All Things Flexible
May 20, 2017
Samsung Electronics has been widely rumored to be working on the industry’s first “foldable” smartphone that can be bent 180 degrees to be used as a tablet and smartphone. There has been speculation that the phone could hit the market in the third quarter this year though in a small batch of about 100,000 units. But recent reports say the phone’s launch will be delayed further due to technical and marketability issues. The Investor recently talked with four OLED experts -- Kyunghee University professor Jang Jin, Samsung Display researcher Kim Tae-woong, IHS analyst Jerry Kang and UBI Research senior analyst Yi Choong-hoon -- about Samsung’s delayed foldable phone project. Below are their answers to key questions.
Q: Why is Samsung delaying the foldable phone project?
Yi: I think their top priority is not the foldable phone now. They seem to be focusing more on advancing its full-screen technology for the flagship S series, with its archrival Apple coming up a bigger-screen OLED iPhone in the latter half of this year.
Q: What is the biggest challenge?
Jang: I would say the display technology is still in development. A more advanced encapsulation technology should be developed to better protect display substrates from oxygen and water vapor.
Yi: Durability is the key issue. All parts, including battery, shouldn’t be damaged by continual folding and unfolding of the phone. Samsung engineers are reportedly testing the prototype 100,000 times a day.
Kim: Detachment between panel layers and adhesives, also known as decoupling, is another tricky issue to solve.
Q: What about its marketability?
Kang: Samsung may be gauging the timing from a business perspective. Based on some leaked images, they need to work more on user experience. It seems difficult to use the phone in one hand, while the hinge in the middle (that connects the two display screens) could be easily broken.
Yi: Handset makers are rolling out bigger screen phones to meet consumer demand for high-resolution video viewing. I think the market for a foldable phone, along with that for tablets, could open up when the cutting edge 4K resolution is more widely featured in smartphones.
Unfortunately, these experts are either holding back or not so expert as they provide little insight into the real issues stalling the introduction of a foldable display. Their citing of the following issues seems quite incomplete:

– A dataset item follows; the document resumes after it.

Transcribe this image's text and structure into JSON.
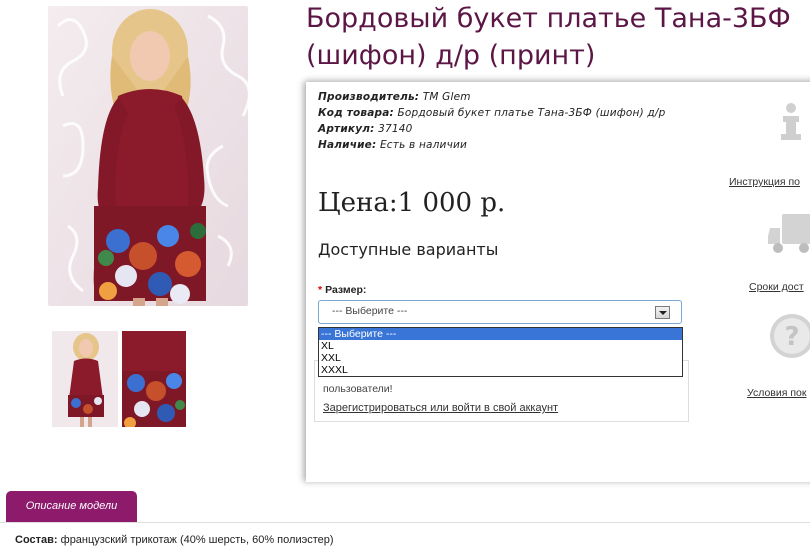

· Durability – Several years ago, Polymer Vision showed a foldable mobile device with an active matrix electrophoretic display that was tested to 1m folds. Clearly, Samsung or LGD could replicate the robustness of a small start-up.
· 4K resolution – Display resolution is quite independent of the flexibility and foldability. Samsung’s rigid and flexible displays performed equally when tested by DisplayMate
· Competition from Apple – Every reason to be the first to provide a foldable display
· Encapsulation – the current method works on more than 500m flexible smartphones.
What seems to be needed is:
· A better solution to the cover, which needs to have the hardness of glass but the flexibility of plastic. Kolon says their leading edge solution will not be ready for 2 years
· Encapsulation may have to be thinner than the present method to support a 1 mm curvature ratio
· The cover, touch and polarizer may have to be combined into a single layer.
· The use of a TCO other than ITO is required to minimize the cracking of the conductors
Finally, the form factor and usability are not fully developed. Currently, we hold the smartphone in one hand a touch with the other hand. Can this be done with a folded display? How thick must the device be in order to fold the display. The consumer expects a thin form factor. Other than a larger display, what benefits are derived? Phablets have served the purpose of smartphone/tablet up to now. These are all the reasons why Samsung should produce a device in small volumes to test its readiness in the commercial market.